There are lots of kids across the world, including in Canada, the United States and Australia, who spend at least some time away from a parent, whether it’s because their parents are separated or divorced or because one parent is away on a business trip. When you find yourself as the parent in those situations, how are you supposed to maintain a strong connection with your kids when you don’t get to see (or possibly even hear from) them every day?
5 Ways to Connect With Your Children When You Work Away
Storytime: One of the first things we did was buy a recordable storybook. Before my husband left, he pulled out Goodnight Moon and recorded himself reading it. He also left Oliver a special message at the end of the story, so when my husband is away my son can still hear him saying, “I love you very much.”
Videos and Photos: Another way for you to let your children hear your voice is by creating home videos of the fun things you do together (just make sure you’re also in the film so they can see you too). Even creating a photo album or scrapbook helps. My son spends hours flipping through our photo albums when my husband is away and every time he comes across a picture of his father he gets all excited and yells “Daddy!”

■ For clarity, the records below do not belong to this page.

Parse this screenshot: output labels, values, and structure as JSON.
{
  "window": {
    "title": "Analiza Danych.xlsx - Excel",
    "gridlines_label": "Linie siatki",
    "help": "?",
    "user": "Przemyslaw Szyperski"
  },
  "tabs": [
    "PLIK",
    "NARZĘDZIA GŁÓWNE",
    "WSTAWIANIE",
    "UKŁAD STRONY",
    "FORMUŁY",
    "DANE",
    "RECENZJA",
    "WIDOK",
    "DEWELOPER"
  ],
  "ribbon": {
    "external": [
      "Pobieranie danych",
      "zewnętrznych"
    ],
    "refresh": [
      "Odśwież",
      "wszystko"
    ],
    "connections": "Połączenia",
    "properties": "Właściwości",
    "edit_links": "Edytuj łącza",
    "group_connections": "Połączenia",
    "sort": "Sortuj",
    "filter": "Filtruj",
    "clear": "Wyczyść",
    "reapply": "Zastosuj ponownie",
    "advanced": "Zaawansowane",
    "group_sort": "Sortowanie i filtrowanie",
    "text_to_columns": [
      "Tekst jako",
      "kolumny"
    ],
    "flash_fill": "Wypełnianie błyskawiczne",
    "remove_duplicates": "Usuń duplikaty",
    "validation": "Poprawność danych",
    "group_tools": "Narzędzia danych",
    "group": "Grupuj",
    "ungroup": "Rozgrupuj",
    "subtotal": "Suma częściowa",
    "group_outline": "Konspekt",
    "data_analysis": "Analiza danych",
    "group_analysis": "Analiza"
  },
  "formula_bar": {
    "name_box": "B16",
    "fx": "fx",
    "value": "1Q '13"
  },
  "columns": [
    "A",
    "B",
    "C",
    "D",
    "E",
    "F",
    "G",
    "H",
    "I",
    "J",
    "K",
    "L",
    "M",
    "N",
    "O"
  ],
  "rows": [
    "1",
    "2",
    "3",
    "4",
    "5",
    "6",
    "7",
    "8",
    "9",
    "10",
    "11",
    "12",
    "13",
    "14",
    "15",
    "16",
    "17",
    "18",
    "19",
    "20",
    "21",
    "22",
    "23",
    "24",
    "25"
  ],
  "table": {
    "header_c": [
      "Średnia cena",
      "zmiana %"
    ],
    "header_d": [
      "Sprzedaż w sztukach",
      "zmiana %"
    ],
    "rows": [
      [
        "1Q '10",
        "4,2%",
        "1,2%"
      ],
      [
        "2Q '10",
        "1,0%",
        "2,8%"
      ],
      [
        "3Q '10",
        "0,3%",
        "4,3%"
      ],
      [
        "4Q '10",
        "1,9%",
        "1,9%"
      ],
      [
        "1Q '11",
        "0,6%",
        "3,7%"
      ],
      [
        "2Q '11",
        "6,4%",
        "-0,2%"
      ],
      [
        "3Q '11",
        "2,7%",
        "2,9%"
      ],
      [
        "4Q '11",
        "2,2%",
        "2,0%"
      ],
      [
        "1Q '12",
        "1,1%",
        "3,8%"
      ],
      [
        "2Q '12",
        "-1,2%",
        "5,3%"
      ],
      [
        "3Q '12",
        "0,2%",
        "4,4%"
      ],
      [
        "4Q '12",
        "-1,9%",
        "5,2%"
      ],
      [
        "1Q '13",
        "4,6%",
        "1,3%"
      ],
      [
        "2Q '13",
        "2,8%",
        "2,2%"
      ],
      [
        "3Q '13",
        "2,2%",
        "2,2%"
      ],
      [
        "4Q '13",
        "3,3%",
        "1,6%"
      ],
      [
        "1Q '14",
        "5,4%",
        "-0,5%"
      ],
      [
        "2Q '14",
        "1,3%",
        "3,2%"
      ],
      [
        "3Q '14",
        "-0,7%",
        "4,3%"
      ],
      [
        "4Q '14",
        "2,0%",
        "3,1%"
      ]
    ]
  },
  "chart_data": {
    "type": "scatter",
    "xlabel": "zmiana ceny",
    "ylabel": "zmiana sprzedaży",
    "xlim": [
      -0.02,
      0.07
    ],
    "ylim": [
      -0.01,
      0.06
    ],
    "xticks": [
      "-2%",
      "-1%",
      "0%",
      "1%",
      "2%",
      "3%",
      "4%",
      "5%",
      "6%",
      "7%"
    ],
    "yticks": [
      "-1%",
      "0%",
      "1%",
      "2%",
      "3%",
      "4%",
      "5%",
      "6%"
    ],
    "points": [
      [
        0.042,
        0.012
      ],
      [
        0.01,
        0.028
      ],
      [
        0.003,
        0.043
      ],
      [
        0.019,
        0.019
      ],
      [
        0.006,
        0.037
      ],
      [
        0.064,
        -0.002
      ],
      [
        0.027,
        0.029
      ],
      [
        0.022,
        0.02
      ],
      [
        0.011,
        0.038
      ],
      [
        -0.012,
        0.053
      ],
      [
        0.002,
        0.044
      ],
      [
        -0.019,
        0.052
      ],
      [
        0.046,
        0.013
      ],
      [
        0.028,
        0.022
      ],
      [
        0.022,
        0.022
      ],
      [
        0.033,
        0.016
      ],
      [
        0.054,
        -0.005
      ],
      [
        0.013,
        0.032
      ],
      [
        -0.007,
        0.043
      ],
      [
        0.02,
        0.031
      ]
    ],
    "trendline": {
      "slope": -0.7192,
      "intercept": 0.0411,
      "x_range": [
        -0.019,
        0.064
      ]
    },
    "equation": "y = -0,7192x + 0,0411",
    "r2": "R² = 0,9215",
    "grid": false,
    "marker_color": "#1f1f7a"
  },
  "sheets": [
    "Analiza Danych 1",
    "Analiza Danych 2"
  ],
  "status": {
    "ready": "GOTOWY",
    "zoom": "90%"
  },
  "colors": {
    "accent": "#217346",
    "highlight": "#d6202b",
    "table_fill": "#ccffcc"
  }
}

Snail Mail: If your kids are anything like mine, they love getting letters and care packages in the mail. My husband buys our son a postcard every time he stops somewhere new on his trips, so we bought Oliver a special box to store them in. Then we can pull them out and read them whenever Oliver misses his Daddy and needs to be reminded that Daddy loves him.
Virtual Dates: Another way for you to stay connected with your children is to have a virtual date with them. Pick an online video game you both like (or that your child does and you’re willing to try for their sake). Or set up a video call so you can watch a movie, read them a story, or make a craft with them. If you are really on the ball, you could even mail them the movie, story, or craft supplies as a care package before your date takes place so your kids can get all excited about your activity.
Making the Most of Times You Can Talk: If you are lucky enough to chat over the phone or online, try not to waste your time asking “yes” or “no” questions. Ask them what their favourite part of the day was, how they felt about a test they had to take, or if they have any plans coming up that they’re excited about (like a friend’s birthday party). Don’t forget to tell them how you are doing and about anything exciting you’ve been doing – they’ll want to know. And remember, they might not want to talk on the phone but that usually doesn’t have anything to do with you, so don’t be surprised if it’s only a short call.
While being apart from each other is tough on my husband and son (not to mention me), it’s great to see the relationship the two of them have with each other, even though they have to spend time apart.
For more on making family life work when your family is apart, check out Christina’s post;
About Christina: Christina Van Starkenburg is a freelance writer, military spouse, and mother of two who blogs about parenting at The Book & Baby. She lives with her family in Victoria, B.C. Follow her on Facebook and Twitter.